I’m pulling a gramma, I am after all a gramma too, I typed in all caps. Because. Sometimes all caps are called for. HE IS HERE!!! My beautiful boy, our third born, my Christian, IS HERE!
He is still, we are just starting day 3, allowing me to randomly and frequently grab him, hug him, maybe cry a little on his shoulder. I have TWO YEARS to catch up on. He’s being a trooper, though I suspect he needs it as much as I do. Marines are tough, and he did an amazing job while away. In Afghanistan. In Japan. In Korea. But everyone, no matter how big, small or tough needs mom hugs. It’s a fact. I’m determined to top him off, with lots of extra’s before he leaves home.
I spent last weekend in bed. I wanted to spend it getting his room perfect. His bed made with the perfect sheets, fluffed just so. His favorite candy overflowing out of a basket on his night stand, his favorite toothpaste in the bathroom, his favorite beer in the fridge, but I was bed-bound. Felled by the same flu that felled first Cole, then Tess, and now Dane. Monday morning I dizzily climbed out of bed, grateful my fever had broken overnight. Fevers are no joke when you are over 40.
It took me an hour to get dressed, and carry poor Dane to the car. Those 10 yards, still dizzy, a little tired, with a small eight-year-old in my arms, are the longest yards I’ve ever walked, but I did it! I got my sick little boy strapped in, wrapped in quilts and pillows to cushion his poor head and climbed up into the drivers seat. Ready not for the two hour haul to Ramstein AFB, but a marathon nap. I started the van and began to drive.
Luckily the first 20 minutes are through neighboring villages, rolling hills, familiar views, as I drove on semi-auto-pilot the dayquil kicked in and my head started clearing. As the familiar, neighborhood landscape faded into my rear view mirror and my van turned onto the autobahn towards Köln (Cologne) the misery of the last three days fell away. Excitement. Anticipation. Love. Worry. Joy. Happiness. Fear… all slowly built up and as I drove through the industrial cities of Karlsruhe and Mannheim, for the first time, I really let the worry loose in my mind.
Over the years I’ve seen friends return from war. Some didn’t return. Some didn’t return whole. Some came home in the same bodies they left with, but with a different person inside. Their voices sound the same. Their hugs feel just like them. They even smell like them, but when you talk to them. When you are face to face, eye to eye, they are no longer there. Something changed, or maybe something broke, but the person who left all those months or years ago never came home. In their place is a new person, and while I will always love the memory of the person they used to be, the new person always fights and resists my efforts to love them.
On that drive Monday morning, for the first time, I acknowledged that maybe my son was home, safe and alive in body but maybe not in soul. It is a scary thought. It is a thought most of us keep quiet, drill deep down to our toes, and pray with all our might “Not my child”.

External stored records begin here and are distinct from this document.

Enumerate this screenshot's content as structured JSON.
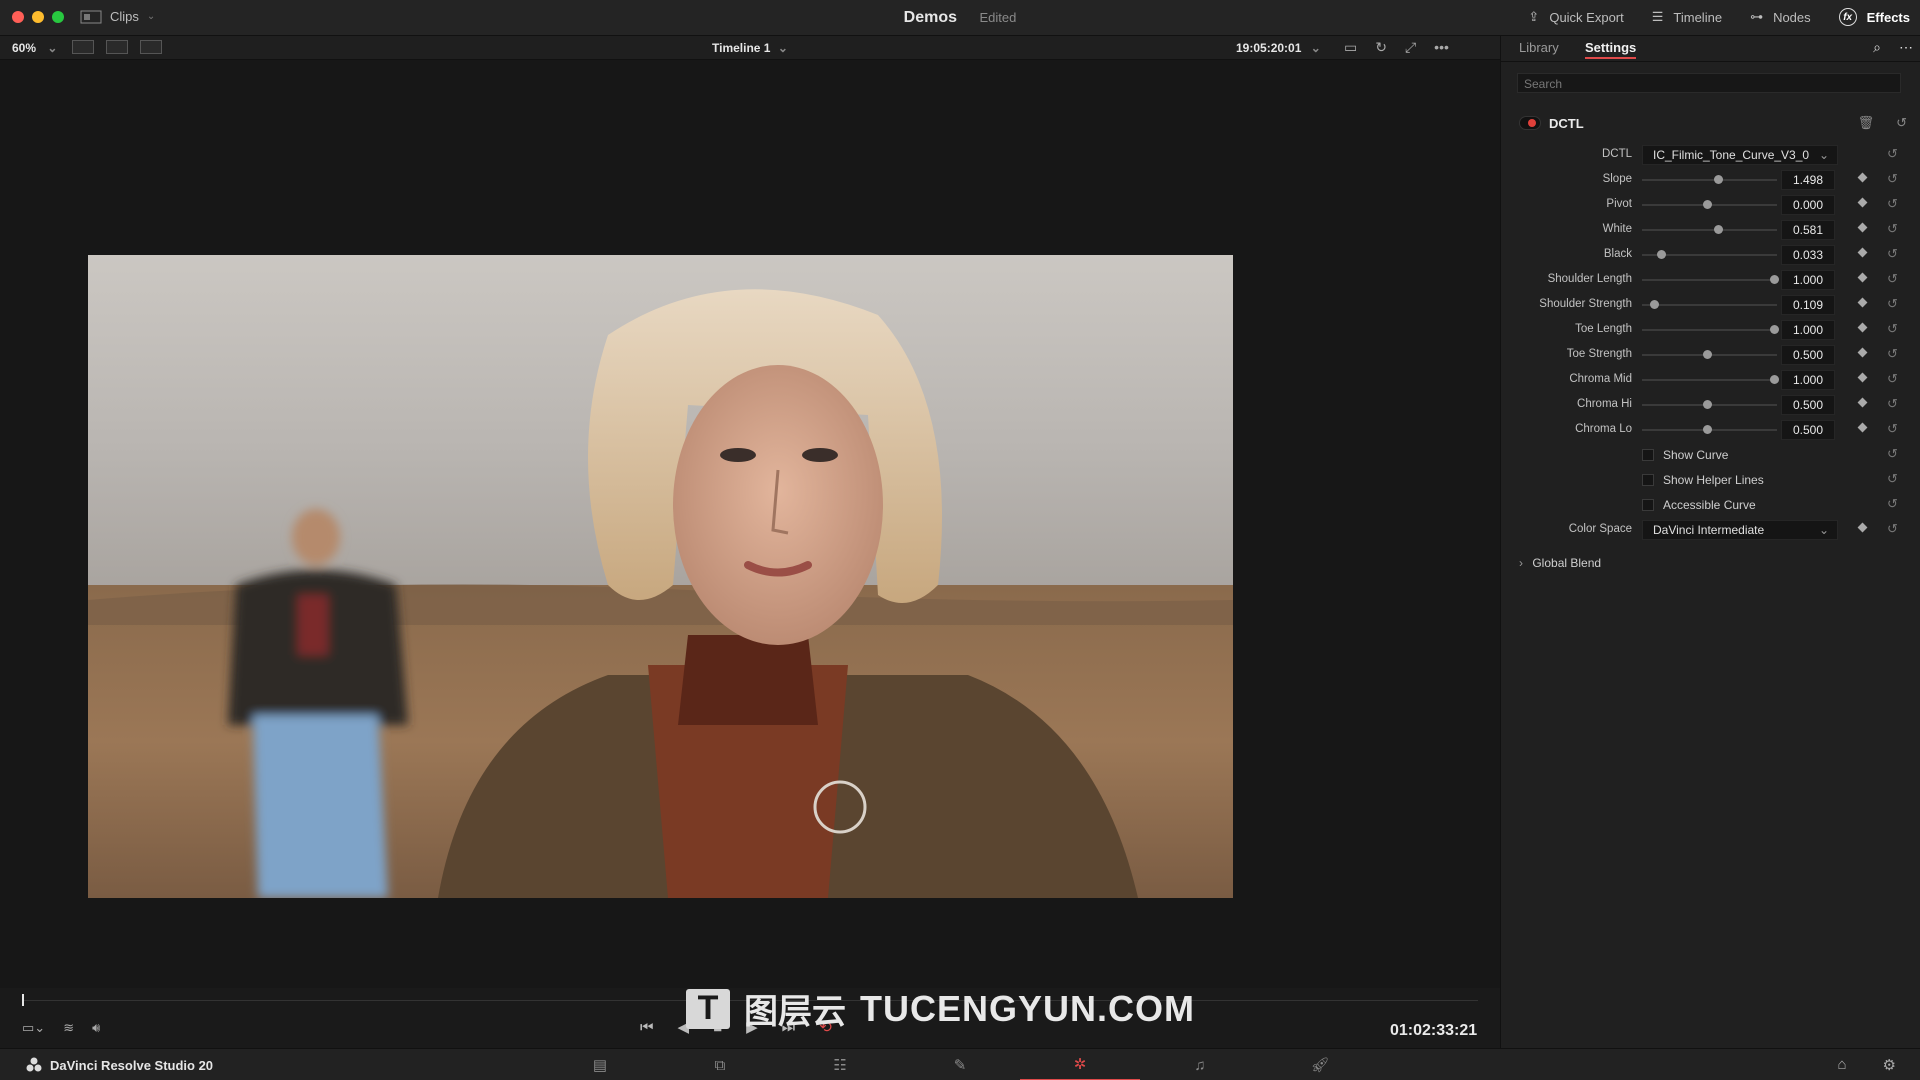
{
  "titlebar": {
    "clips_label": "Clips",
    "project_name": "Demos",
    "project_status": "Edited",
    "actions": [
      "Quick Export",
      "Timeline",
      "Nodes",
      "Effects"
    ]
  },
  "viewer_header": {
    "zoom": "60%",
    "timeline_name": "Timeline 1",
    "timecode": "19:05:20:01"
  },
  "transport": {
    "timecode": "01:02:33:21"
  },
  "bottombar": {
    "app_name": "DaVinci Resolve Studio 20"
  },
  "inspector": {
    "tabs": [
      "Library",
      "Settings"
    ],
    "active_tab": "Settings",
    "search_placeholder": "Search",
    "effect_name": "DCTL",
    "dctl_label": "DCTL",
    "dctl_value": "IC_Filmic_Tone_Curve_V3_0",
    "params": [
      {
        "label": "Slope",
        "value": "1.498",
        "pos": 0.56
      },
      {
        "label": "Pivot",
        "value": "0.000",
        "pos": 0.48
      },
      {
        "label": "White",
        "value": "0.581",
        "pos": 0.56
      },
      {
        "label": "Black",
        "value": "0.033",
        "pos": 0.14
      },
      {
        "label": "Shoulder Length",
        "value": "1.000",
        "pos": 0.98
      },
      {
        "label": "Shoulder Strength",
        "value": "0.109",
        "pos": 0.09
      },
      {
        "label": "Toe Length",
        "value": "1.000",
        "pos": 0.98
      },
      {
        "label": "Toe Strength",
        "value": "0.500",
        "pos": 0.48
      },
      {
        "label": "Chroma Mid",
        "value": "1.000",
        "pos": 0.98
      },
      {
        "label": "Chroma Hi",
        "value": "0.500",
        "pos": 0.48
      },
      {
        "label": "Chroma Lo",
        "value": "0.500",
        "pos": 0.48
      }
    ],
    "checkboxes": [
      "Show Curve",
      "Show Helper Lines",
      "Accessible Curve"
    ],
    "color_space_label": "Color Space",
    "color_space_value": "DaVinci Intermediate",
    "global_blend": "Global Blend"
  },
  "watermark": {
    "mark": "T",
    "cn": "图层云",
    "en": "TUCENGYUN.COM"
  },
  "colors": {
    "accent": "#e04a4a",
    "panel": "#202020"
  }
}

As I left the cities behind, and climbed the hills to the French border, almost to Ramstein, I saw the first US military aircraft flying overhead. Incongruous above the beautiful, forested German landscape. I imagined Christian was on that plane, looking down at me, spying my little blue van, realizing his mom was speeding towards him with her heart so big, so happy, just for him. Thankfully Dane was fast asleep in his pile of blankets in the backseat, tears flowed freely down my face. No matter who got off that plane, I would love him more than ever.
For the first time there was no long line waiting to get checked at the Ramstein gate, we got in, with very little tears on my part (poor gate guard) and drove right to parking spot in front of the terminal. Christian flew Space-A, or Space Available (Flying Space Available, Fly Away) which is why he arrived on a military plane, on a military base. By the time I got me and Dane out of the van my body was shaking head-to-toe. There is a distinct feeling, an adrenaline rush of a kind, that overcomes you when you are about to see a loved one after way too long. I could barely walk those steps to the terminal.
The plane had already landed. Everywhere I looked were uniforms. I hate uniforms. Everyone looks the same! I strained my neck, my eyes. I lifted Dane. We searched for OUR marine. My heart started beating fast. What if he missed the plane? What if he couldn’t tell me? I knew he’d gotten on, I’d gotten a text early Monday morning that he was on the tarmac and had to turn off his cell before take off. None of that stopped my heart from my racing. I clung to Dane. And then… a beautiful, deep, not-forgotten voice:
“Mom!” I didn’t see him through the tears, but I could feel him in my arms and he held me while I sobbed. My baby was home! Safe. Alive. And completely, totally, still him.